For larger employers, if a contractual change is likely to lead to 20 or more employees leaving, “the employer has an obligation to consult with staff for either 30 days or, if 100 or more are impacted, 45 days. A failure to do so would lead to a potential award of 13 weeks’ pay per employee”, explains McCartney. 

Dickinson adds that remote employees who have a disability or caring responsibilities could also launch a tribunal claim, highlighting that “there is no requirement for a minimum period of service in discrimination claims”.

Mathieson emphasises the need for employers to be aware of workers with “specific circumstances” that warrant departures from their standard policy. “For example, employees with health factors may mean that working from home, at least part time, is necessary. Any workplace provision, criterion or practice that disadvantaged these workers might amount to indirect discrimination, and employers are also under a duty to make reasonable adjustments for workers with a disability, which may include allowing flexible working,” says Mathieson. 

Communicate and consult 

Employers may well have a sound business case for wanting their workforce back in the office, whether on a hybrid or full-time basis, but, when doing so, clear communication and consultation are imperative.

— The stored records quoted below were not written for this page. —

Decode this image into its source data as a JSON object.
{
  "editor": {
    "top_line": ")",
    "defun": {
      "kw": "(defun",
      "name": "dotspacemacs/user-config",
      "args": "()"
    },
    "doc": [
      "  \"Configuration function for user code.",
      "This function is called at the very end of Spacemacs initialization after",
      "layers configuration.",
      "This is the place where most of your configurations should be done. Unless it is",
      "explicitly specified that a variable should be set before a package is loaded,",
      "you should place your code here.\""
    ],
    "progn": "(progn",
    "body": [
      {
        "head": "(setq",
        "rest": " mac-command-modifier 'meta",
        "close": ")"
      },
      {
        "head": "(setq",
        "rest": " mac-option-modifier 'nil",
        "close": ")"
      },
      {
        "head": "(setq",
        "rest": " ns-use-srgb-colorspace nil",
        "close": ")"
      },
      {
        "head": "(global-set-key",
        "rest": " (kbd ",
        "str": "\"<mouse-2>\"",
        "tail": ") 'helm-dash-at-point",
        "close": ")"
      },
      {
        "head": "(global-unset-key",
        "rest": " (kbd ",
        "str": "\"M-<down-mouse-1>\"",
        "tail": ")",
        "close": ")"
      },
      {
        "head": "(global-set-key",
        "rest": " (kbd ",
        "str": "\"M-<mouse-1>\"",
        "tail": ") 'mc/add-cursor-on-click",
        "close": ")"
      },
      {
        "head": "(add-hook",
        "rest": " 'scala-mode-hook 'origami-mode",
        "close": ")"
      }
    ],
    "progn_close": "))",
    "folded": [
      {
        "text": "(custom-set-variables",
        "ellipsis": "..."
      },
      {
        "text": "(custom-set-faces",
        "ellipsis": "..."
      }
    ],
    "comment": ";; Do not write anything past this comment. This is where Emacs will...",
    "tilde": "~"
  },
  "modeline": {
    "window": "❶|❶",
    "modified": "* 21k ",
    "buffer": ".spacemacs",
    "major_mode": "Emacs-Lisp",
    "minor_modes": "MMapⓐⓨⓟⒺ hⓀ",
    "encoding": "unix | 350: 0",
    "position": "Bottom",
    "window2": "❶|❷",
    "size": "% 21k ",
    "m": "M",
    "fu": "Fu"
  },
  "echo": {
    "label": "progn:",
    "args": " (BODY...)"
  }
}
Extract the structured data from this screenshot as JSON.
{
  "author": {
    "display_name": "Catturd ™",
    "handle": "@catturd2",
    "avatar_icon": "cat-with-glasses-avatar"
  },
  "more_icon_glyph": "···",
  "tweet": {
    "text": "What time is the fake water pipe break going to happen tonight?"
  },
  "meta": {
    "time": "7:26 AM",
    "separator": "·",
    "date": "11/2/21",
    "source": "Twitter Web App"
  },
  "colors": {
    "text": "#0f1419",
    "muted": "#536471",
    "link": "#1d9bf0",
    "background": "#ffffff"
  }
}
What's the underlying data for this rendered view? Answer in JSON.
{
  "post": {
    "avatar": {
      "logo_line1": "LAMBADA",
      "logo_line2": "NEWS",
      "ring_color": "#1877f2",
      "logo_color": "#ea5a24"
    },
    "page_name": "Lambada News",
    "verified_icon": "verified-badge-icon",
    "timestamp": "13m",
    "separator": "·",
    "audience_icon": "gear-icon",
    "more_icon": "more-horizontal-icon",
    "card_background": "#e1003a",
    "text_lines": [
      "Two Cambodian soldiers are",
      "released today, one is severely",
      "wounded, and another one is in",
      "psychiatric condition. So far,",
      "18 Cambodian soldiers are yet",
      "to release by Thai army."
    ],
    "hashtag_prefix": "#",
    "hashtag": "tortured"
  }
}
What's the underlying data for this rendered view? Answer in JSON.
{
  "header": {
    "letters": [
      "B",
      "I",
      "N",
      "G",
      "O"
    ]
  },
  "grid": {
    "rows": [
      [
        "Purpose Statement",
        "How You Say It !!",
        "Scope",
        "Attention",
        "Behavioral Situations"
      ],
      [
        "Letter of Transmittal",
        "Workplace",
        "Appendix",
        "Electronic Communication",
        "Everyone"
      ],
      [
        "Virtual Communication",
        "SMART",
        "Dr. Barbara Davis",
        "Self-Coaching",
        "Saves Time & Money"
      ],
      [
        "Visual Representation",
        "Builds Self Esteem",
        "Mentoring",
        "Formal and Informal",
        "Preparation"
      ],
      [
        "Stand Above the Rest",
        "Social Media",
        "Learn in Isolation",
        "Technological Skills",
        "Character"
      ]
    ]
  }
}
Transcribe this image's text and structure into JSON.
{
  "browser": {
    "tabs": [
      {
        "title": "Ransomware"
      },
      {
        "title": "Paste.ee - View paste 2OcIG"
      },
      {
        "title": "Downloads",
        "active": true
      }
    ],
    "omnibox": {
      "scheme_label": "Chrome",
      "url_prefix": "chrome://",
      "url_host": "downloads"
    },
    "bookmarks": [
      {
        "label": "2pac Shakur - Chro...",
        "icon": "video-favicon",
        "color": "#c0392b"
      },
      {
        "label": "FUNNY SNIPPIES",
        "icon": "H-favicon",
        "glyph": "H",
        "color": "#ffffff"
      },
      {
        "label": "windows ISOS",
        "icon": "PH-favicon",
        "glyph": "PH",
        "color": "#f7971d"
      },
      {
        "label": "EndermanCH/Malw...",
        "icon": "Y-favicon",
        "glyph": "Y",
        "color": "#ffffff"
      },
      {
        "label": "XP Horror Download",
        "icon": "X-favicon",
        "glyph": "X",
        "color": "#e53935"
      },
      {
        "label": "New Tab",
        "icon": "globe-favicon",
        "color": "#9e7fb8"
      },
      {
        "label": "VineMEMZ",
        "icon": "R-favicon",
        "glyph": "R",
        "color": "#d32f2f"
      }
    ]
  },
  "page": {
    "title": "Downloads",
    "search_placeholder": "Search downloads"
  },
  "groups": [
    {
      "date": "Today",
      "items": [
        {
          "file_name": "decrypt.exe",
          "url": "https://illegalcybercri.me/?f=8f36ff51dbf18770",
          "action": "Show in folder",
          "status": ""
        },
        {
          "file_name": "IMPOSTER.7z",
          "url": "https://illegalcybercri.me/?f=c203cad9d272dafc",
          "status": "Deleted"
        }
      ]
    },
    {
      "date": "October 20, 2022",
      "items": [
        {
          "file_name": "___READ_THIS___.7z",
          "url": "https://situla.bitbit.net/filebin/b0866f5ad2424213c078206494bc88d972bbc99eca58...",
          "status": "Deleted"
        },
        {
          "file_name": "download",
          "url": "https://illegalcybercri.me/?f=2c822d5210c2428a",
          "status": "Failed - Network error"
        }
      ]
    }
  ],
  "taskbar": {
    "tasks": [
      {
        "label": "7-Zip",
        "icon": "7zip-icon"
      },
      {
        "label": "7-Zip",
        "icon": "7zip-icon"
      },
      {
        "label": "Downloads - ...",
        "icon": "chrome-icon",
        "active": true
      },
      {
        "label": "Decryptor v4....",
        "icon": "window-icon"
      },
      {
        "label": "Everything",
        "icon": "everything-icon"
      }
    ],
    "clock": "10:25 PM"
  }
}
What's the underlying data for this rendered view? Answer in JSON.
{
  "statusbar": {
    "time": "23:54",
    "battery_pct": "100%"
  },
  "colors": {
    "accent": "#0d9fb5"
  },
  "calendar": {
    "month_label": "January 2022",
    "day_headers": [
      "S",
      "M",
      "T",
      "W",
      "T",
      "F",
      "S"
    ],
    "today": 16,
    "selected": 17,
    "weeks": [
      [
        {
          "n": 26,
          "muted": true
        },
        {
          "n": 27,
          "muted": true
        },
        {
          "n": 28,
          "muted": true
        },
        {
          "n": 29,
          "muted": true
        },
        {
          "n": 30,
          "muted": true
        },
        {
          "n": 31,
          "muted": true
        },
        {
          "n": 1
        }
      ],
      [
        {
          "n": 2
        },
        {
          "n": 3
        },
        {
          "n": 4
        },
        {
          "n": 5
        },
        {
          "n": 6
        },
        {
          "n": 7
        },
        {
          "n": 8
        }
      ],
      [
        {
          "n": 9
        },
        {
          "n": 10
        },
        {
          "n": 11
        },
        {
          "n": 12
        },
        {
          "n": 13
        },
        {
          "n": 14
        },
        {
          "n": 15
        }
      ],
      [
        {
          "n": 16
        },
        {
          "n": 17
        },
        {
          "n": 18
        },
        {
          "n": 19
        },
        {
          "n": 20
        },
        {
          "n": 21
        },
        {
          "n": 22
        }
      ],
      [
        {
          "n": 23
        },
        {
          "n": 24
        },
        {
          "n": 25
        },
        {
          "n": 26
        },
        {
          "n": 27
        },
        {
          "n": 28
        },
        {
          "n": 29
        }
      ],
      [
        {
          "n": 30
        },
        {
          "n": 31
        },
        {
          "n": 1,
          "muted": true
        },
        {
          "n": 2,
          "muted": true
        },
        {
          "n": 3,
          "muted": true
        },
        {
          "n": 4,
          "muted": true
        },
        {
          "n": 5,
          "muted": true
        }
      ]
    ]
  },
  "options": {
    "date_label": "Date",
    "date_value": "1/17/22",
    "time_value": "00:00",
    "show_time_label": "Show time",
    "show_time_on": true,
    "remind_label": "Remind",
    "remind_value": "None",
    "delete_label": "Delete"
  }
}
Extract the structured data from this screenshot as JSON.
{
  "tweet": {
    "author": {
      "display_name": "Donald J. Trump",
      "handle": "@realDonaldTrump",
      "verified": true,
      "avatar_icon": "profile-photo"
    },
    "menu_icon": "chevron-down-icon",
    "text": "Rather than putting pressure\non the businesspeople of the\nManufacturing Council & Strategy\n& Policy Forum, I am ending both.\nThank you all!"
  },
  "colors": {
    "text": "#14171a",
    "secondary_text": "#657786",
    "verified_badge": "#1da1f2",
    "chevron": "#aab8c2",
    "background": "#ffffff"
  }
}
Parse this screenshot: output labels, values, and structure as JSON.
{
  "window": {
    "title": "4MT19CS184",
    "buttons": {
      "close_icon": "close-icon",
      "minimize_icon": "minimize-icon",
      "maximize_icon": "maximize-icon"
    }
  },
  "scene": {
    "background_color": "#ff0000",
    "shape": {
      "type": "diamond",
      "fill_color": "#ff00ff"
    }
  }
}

Thornley-Gibson points out: "Where [employee] consent [on policy change] is not forthcoming and the employer seeks to force the change, they will need to present a credible business rationale for the change and also consult with employees about the changes,” she says, adding that employers should approach the requirement “reasonably”.  

Dickinson warns that it is “dangerous to demand anything of employees” and reiterates the case for reasonable decision making. “In law employers have to act reasonably in their dealings with staff and, as most employers recognise, you are more likely to get agreement from people if you consult with them over workplace policies, explain the business rationale behind your thinking and try to persuade them to agree to the change,” she says.  

“An employer that does want to reverse a remote working policy, or any policy, can do so lawfully, but they will need to show they have a sound business reason and demonstrate that they followed an open and transparent consultation process.”

Indeed, the benefits of working in the office, at least part of the time, are clear, says Mathieson, who highlights “increased collaborative working, especially cross-departmentally, increased networking opportunities, better supervision, and a more unified organisation culture”. However, she advises against a forceful approach. 

“Rather than unilaterally enforcing change leading to potential disputes, many employers have found success in getting people back to the office through collaborative discussion and incentives,” says Mathieson. “Treating staff as part of the conversation and allowing them to feed into any decision is an especially effective means of retaining talent, which will be particularly important when competitors continue to offer flexible working arrangements”.

She adds that a discussion would give employers the opportunity to “emphasise why you think office-based working is so beneficial”, and give staff time to “adjust” to the new arrangements and make changes to their “personal life”, which an immediate change would not.